## THE PROBLEM:
Please determine the number of lines in the material below that contain the word "call", and state it alone.
(RECORDS FOR PROCESSING)
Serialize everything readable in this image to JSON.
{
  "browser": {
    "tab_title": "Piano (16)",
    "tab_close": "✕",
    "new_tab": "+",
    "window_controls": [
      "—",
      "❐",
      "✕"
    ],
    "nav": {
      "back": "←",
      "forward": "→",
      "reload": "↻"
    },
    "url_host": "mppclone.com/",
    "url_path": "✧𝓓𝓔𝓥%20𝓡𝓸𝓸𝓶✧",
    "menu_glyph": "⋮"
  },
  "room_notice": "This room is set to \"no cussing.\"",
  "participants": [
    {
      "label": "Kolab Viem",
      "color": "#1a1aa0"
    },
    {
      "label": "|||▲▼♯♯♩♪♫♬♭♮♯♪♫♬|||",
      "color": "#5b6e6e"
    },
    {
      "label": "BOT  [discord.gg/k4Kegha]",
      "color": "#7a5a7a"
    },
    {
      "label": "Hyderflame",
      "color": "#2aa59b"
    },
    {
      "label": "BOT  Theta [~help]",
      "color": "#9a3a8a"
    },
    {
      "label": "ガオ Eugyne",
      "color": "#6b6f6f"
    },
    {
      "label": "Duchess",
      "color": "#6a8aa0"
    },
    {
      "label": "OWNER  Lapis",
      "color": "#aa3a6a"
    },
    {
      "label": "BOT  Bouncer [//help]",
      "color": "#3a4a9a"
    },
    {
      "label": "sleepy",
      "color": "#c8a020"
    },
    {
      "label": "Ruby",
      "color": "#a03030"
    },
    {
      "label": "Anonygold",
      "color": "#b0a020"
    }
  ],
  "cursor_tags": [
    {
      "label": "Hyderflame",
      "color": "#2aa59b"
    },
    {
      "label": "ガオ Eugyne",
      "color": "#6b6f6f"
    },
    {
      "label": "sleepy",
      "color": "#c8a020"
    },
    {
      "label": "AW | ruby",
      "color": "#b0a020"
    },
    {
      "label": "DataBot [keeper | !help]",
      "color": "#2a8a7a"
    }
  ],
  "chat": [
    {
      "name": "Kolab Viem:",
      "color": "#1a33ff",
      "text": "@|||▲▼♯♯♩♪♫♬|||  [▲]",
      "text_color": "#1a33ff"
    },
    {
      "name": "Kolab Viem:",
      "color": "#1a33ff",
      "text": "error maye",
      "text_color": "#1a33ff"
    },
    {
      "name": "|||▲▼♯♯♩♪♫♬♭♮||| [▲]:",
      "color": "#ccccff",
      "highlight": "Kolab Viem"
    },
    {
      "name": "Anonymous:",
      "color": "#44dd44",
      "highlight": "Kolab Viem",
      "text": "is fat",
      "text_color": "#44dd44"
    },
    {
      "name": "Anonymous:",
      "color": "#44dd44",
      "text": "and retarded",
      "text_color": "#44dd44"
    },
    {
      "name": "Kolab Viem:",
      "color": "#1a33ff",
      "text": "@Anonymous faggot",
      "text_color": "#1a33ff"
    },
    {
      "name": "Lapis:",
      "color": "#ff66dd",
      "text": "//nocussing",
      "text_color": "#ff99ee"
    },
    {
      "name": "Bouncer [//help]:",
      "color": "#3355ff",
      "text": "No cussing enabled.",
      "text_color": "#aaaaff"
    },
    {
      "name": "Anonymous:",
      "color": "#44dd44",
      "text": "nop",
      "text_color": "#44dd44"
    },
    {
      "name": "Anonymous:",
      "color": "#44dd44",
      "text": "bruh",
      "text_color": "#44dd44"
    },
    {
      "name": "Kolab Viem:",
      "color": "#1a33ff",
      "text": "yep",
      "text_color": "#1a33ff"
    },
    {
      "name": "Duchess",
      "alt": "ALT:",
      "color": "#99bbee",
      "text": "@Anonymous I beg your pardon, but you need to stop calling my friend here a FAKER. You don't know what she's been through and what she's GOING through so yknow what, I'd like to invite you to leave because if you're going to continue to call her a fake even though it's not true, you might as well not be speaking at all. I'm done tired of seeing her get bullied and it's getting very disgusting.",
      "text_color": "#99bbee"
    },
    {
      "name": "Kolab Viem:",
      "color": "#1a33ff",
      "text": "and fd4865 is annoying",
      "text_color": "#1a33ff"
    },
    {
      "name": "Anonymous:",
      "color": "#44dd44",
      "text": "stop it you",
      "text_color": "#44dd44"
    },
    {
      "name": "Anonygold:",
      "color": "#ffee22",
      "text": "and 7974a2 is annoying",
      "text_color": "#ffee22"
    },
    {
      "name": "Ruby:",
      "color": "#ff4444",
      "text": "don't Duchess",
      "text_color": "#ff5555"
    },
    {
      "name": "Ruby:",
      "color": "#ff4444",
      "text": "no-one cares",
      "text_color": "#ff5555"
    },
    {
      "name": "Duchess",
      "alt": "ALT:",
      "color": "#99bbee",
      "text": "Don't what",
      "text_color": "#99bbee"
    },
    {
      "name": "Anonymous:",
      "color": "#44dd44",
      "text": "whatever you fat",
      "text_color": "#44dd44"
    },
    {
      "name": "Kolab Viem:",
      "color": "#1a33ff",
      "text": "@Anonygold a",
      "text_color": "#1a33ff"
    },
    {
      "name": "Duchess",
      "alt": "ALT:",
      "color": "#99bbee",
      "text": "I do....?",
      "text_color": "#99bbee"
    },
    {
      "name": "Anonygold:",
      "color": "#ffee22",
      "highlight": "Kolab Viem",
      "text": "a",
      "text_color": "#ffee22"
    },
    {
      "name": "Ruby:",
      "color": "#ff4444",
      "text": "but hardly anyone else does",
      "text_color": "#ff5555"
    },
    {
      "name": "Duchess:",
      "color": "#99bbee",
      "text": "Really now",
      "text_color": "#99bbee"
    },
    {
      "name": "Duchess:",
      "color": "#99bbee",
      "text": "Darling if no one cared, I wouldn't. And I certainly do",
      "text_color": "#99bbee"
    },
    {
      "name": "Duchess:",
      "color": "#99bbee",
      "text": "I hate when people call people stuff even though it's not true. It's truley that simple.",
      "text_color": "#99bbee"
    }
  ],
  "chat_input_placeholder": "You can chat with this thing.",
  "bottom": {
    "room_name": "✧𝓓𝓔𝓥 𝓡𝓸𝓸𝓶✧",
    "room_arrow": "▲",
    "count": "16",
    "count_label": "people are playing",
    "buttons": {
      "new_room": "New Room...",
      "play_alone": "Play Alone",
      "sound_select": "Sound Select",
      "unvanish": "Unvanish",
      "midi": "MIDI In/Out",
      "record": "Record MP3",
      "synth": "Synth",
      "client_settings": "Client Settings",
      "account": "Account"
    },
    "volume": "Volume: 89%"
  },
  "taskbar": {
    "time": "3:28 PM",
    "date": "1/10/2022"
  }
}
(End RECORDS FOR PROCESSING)
## SOLUTION TO THIS TASK:
2